Directions — Could you return, exactly as written, only the lines from the one holding "Serialize everything readable" through the final line of the records below?
######
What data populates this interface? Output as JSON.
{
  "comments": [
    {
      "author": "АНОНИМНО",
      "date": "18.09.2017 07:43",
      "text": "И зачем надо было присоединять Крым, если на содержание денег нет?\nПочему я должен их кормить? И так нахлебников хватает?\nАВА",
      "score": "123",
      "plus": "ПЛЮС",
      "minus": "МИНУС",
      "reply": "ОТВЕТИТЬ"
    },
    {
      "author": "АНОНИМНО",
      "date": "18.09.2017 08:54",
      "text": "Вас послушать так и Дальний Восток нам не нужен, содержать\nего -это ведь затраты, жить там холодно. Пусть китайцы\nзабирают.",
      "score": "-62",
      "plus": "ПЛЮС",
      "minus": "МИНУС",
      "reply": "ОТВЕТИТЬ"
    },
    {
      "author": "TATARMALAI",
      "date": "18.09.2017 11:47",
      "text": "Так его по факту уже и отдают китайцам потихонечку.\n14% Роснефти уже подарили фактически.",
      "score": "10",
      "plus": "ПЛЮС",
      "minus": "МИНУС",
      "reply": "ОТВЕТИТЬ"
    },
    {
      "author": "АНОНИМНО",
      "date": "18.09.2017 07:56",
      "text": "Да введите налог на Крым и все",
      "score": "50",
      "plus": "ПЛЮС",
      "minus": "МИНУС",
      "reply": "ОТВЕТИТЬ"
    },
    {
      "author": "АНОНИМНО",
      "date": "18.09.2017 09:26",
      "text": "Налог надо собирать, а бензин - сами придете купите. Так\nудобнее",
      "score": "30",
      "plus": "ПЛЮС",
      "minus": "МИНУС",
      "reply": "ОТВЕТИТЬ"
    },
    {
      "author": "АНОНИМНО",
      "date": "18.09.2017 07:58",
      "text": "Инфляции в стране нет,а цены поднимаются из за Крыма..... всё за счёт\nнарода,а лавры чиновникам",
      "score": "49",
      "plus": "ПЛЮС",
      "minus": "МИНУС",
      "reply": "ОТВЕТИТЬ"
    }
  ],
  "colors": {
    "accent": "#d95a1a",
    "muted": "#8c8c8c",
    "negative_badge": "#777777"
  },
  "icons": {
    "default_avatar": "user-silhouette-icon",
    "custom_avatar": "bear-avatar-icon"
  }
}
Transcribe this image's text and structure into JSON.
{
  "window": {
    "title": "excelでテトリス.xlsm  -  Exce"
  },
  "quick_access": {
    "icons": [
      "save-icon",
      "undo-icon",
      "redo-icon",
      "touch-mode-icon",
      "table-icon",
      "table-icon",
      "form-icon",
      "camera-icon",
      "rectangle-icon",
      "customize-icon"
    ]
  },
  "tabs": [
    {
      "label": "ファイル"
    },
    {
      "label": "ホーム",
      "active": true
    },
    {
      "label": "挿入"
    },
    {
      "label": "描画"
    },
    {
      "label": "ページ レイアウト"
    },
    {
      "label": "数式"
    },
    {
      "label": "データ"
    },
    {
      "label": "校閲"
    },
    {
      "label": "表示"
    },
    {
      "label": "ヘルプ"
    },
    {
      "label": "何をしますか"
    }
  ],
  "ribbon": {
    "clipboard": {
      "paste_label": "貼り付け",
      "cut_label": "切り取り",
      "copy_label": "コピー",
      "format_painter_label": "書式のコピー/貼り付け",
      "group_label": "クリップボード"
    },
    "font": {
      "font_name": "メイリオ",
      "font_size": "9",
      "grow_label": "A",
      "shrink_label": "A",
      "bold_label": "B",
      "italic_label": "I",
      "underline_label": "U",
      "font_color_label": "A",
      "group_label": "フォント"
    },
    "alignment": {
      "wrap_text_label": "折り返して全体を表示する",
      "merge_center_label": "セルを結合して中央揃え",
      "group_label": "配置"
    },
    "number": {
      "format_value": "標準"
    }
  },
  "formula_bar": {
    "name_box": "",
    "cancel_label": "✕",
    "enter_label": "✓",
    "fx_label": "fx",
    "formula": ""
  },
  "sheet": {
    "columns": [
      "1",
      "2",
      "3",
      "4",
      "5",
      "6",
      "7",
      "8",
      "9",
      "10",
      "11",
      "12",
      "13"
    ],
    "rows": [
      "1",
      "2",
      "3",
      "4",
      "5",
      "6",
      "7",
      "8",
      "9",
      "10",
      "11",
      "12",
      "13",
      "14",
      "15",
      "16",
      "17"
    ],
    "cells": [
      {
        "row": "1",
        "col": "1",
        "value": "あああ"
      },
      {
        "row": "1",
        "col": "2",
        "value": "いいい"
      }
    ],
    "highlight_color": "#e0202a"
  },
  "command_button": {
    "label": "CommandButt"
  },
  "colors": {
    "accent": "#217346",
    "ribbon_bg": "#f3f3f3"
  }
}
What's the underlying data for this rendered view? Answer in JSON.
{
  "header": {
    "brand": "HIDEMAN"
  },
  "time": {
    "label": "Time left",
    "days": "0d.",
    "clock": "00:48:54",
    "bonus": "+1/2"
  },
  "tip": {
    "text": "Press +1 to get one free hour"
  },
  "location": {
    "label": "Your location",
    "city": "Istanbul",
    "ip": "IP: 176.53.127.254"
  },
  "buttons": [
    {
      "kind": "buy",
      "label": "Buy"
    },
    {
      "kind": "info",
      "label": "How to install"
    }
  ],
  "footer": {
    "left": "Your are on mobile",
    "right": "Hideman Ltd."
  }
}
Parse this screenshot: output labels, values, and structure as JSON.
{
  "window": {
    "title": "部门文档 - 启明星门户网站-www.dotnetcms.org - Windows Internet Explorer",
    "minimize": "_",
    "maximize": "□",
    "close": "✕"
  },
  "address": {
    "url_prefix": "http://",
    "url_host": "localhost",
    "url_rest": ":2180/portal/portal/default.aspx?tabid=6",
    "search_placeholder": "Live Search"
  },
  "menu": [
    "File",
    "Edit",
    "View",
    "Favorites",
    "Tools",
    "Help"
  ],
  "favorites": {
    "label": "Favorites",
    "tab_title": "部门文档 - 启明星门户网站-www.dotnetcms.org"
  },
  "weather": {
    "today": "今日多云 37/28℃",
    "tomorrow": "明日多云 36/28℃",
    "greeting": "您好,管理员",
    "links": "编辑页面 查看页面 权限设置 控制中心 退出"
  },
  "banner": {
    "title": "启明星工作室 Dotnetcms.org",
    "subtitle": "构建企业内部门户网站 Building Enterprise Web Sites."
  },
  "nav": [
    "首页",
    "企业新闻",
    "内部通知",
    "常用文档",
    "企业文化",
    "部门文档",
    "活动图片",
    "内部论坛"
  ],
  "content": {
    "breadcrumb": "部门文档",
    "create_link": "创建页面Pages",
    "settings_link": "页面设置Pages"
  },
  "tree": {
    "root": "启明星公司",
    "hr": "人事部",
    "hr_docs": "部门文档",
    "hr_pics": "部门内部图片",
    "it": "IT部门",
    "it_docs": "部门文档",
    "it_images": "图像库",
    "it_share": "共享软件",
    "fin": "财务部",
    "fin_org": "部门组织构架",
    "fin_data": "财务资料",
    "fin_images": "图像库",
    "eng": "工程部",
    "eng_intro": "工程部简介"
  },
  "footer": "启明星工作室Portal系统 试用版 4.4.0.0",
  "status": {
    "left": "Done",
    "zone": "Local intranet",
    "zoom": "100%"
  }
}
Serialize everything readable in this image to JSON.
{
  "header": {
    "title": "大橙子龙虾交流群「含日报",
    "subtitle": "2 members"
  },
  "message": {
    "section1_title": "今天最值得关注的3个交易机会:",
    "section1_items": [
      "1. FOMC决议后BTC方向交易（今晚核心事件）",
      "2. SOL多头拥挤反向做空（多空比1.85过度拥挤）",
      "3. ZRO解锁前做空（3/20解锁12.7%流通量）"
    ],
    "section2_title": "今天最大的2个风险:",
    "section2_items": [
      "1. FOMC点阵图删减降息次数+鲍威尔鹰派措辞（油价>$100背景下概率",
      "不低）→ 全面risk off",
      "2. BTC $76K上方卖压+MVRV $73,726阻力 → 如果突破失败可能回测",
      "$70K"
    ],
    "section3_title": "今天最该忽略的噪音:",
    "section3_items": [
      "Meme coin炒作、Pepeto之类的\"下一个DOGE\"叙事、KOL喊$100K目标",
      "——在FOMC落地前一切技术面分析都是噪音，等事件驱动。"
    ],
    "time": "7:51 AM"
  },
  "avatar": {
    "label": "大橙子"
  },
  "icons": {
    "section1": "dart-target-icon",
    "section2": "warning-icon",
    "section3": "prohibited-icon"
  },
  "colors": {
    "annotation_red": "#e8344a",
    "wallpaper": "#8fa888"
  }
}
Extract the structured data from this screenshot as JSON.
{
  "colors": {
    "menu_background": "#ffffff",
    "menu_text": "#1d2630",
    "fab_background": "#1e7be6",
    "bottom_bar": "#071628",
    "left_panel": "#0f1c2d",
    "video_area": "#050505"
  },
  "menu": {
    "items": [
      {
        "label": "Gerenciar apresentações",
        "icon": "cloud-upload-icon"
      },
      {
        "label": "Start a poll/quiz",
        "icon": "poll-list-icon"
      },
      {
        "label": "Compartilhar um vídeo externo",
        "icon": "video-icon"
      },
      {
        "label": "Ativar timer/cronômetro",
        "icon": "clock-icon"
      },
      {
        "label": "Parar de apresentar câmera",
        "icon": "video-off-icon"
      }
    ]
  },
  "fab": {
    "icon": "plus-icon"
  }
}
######
Reply —
Serialize everything readable in this image to JSON.
{
  "header": {
    "title": "大橙子龙虾交流群「含日报",
    "subtitle": "2 members"
  },
  "message": {
    "section1_title": "今天最值得关注的3个交易机会:",
    "section1_items": [
      "1. FOMC决议后BTC方向交易（今晚核心事件）",
      "2. SOL多头拥挤反向做空（多空比1.85过度拥挤）",
      "3. ZRO解锁前做空（3/20解锁12.7%流通量）"
    ],
    "section2_title": "今天最大的2个风险:",
    "section2_items": [
      "1. FOMC点阵图删减降息次数+鲍威尔鹰派措辞（油价>$100背景下概率",
      "不低）→ 全面risk off",
      "2. BTC $76K上方卖压+MVRV $73,726阻力 → 如果突破失败可能回测",
      "$70K"
    ],
    "section3_title": "今天最该忽略的噪音:",
    "section3_items": [
      "Meme coin炒作、Pepeto之类的\"下一个DOGE\"叙事、KOL喊$100K目标",
      "——在FOMC落地前一切技术面分析都是噪音，等事件驱动。"
    ],
    "time": "7:51 AM"
  },
  "avatar": {
    "label": "大橙子"
  },
  "icons": {
    "section1": "dart-target-icon",
    "section2": "warning-icon",
    "section3": "prohibited-icon"
  },
  "colors": {
    "annotation_red": "#e8344a",
    "wallpaper": "#8fa888"
  }
}
Extract the structured data from this screenshot as JSON.
{
  "colors": {
    "menu_background": "#ffffff",
    "menu_text": "#1d2630",
    "fab_background": "#1e7be6",
    "bottom_bar": "#071628",
    "left_panel": "#0f1c2d",
    "video_area": "#050505"
  },
  "menu": {
    "items": [
      {
        "label": "Gerenciar apresentações",
        "icon": "cloud-upload-icon"
      },
      {
        "label": "Start a poll/quiz",
        "icon": "poll-list-icon"
      },
      {
        "label": "Compartilhar um vídeo externo",
        "icon": "video-icon"
      },
      {
        "label": "Ativar timer/cronômetro",
        "icon": "clock-icon"
      },
      {
        "label": "Parar de apresentar câmera",
        "icon": "video-off-icon"
      }
    ]
  },
  "fab": {
    "icon": "plus-icon"
  }
}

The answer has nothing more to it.